» **INFORMATION**:
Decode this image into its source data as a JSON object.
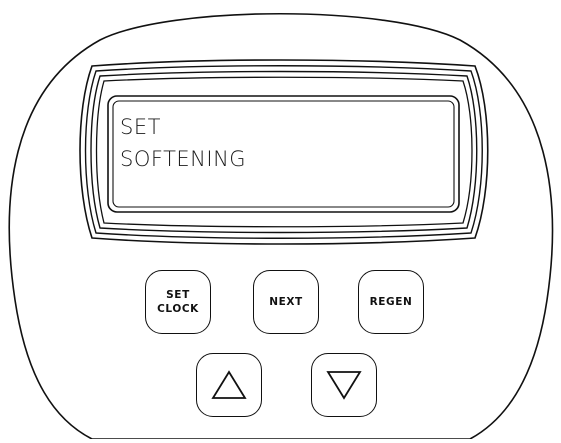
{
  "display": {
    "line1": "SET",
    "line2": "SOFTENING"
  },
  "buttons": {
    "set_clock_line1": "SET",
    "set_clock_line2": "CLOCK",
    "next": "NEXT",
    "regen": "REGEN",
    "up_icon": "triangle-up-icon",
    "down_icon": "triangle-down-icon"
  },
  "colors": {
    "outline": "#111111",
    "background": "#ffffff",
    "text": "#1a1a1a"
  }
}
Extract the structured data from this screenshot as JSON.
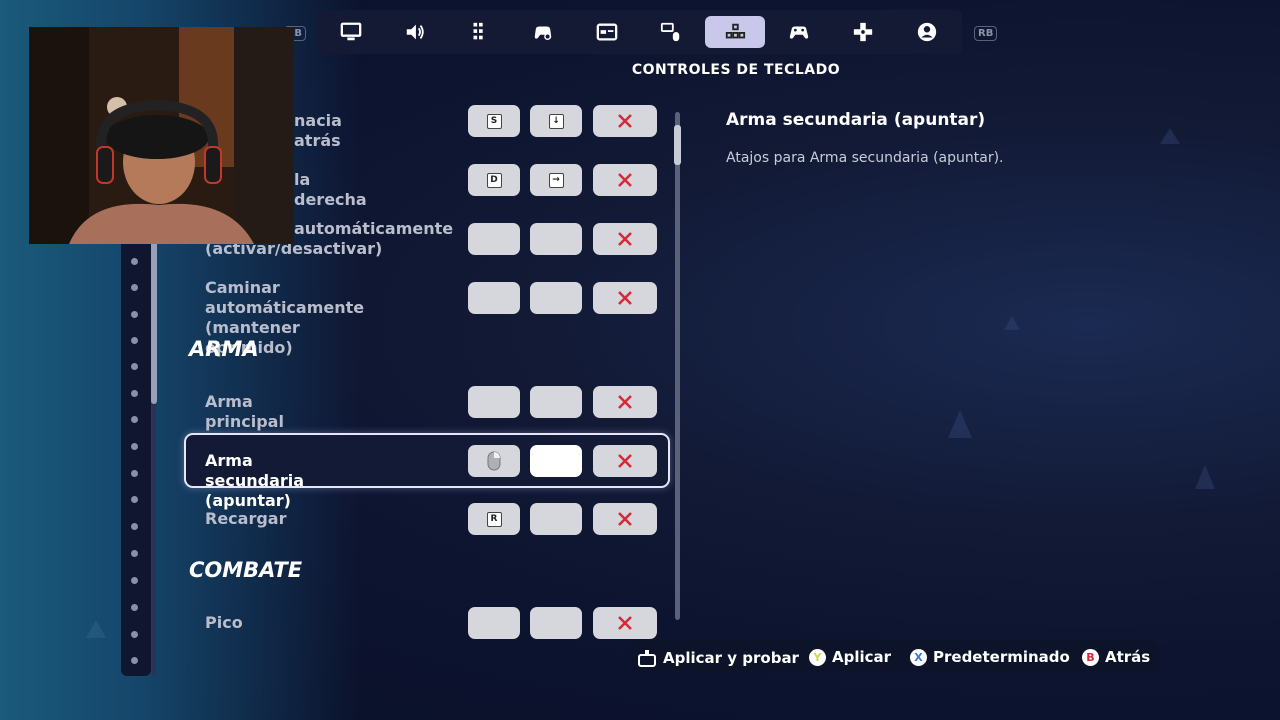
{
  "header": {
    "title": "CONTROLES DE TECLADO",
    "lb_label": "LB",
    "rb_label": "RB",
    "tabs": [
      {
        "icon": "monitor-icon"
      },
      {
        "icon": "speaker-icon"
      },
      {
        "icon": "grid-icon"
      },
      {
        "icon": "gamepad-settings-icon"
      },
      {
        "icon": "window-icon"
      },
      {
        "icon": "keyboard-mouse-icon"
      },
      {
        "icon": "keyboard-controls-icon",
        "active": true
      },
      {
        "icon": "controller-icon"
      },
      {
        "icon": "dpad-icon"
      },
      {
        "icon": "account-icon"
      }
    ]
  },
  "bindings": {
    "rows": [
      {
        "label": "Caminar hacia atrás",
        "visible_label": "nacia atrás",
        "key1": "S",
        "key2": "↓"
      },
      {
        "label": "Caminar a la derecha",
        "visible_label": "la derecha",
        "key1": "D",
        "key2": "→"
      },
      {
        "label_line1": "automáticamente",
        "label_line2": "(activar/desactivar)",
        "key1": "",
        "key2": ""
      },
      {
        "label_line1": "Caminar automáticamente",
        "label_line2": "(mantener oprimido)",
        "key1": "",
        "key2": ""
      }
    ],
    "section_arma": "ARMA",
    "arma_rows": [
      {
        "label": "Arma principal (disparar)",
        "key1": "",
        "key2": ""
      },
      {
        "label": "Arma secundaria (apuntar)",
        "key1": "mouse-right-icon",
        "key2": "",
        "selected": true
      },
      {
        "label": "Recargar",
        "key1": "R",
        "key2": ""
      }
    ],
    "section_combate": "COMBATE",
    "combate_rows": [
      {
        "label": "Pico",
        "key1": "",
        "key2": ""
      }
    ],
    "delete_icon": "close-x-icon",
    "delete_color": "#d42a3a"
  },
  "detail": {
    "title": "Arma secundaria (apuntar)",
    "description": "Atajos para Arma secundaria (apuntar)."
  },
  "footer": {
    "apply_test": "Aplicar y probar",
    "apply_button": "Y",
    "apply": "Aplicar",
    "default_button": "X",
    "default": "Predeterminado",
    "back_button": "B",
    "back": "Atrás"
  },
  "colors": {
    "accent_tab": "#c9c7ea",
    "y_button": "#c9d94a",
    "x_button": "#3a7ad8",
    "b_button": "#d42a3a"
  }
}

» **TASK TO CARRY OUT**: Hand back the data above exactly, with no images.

» **EXERCISE RESULT**:
Decode this image into its source data as a JSON object.
{
  "display": {
    "line1": "SET",
    "line2": "SOFTENING"
  },
  "buttons": {
    "set_clock_line1": "SET",
    "set_clock_line2": "CLOCK",
    "next": "NEXT",
    "regen": "REGEN",
    "up_icon": "triangle-up-icon",
    "down_icon": "triangle-down-icon"
  },
  "colors": {
    "outline": "#111111",
    "background": "#ffffff",
    "text": "#1a1a1a"
  }
}
Extract the structured data from this screenshot as JSON.
{
  "header": {
    "title": "CONTROLES DE TECLADO",
    "lb_label": "LB",
    "rb_label": "RB",
    "tabs": [
      {
        "icon": "monitor-icon"
      },
      {
        "icon": "speaker-icon"
      },
      {
        "icon": "grid-icon"
      },
      {
        "icon": "gamepad-settings-icon"
      },
      {
        "icon": "window-icon"
      },
      {
        "icon": "keyboard-mouse-icon"
      },
      {
        "icon": "keyboard-controls-icon",
        "active": true
      },
      {
        "icon": "controller-icon"
      },
      {
        "icon": "dpad-icon"
      },
      {
        "icon": "account-icon"
      }
    ]
  },
  "bindings": {
    "rows": [
      {
        "label": "Caminar hacia atrás",
        "visible_label": "nacia atrás",
        "key1": "S",
        "key2": "↓"
      },
      {
        "label": "Caminar a la derecha",
        "visible_label": "la derecha",
        "key1": "D",
        "key2": "→"
      },
      {
        "label_line1": "automáticamente",
        "label_line2": "(activar/desactivar)",
        "key1": "",
        "key2": ""
      },
      {
        "label_line1": "Caminar automáticamente",
        "label_line2": "(mantener oprimido)",
        "key1": "",
        "key2": ""
      }
    ],
    "section_arma": "ARMA",
    "arma_rows": [
      {
        "label": "Arma principal (disparar)",
        "key1": "",
        "key2": ""
      },
      {
        "label": "Arma secundaria (apuntar)",
        "key1": "mouse-right-icon",
        "key2": "",
        "selected": true
      },
      {
        "label": "Recargar",
        "key1": "R",
        "key2": ""
      }
    ],
    "section_combate": "COMBATE",
    "combate_rows": [
      {
        "label": "Pico",
        "key1": "",
        "key2": ""
      }
    ],
    "delete_icon": "close-x-icon",
    "delete_color": "#d42a3a"
  },
  "detail": {
    "title": "Arma secundaria (apuntar)",
    "description": "Atajos para Arma secundaria (apuntar)."
  },
  "footer": {
    "apply_test": "Aplicar y probar",
    "apply_button": "Y",
    "apply": "Aplicar",
    "default_button": "X",
    "default": "Predeterminado",
    "back_button": "B",
    "back": "Atrás"
  },
  "colors": {
    "accent_tab": "#c9c7ea",
    "y_button": "#c9d94a",
    "x_button": "#3a7ad8",
    "b_button": "#d42a3a"
  }
}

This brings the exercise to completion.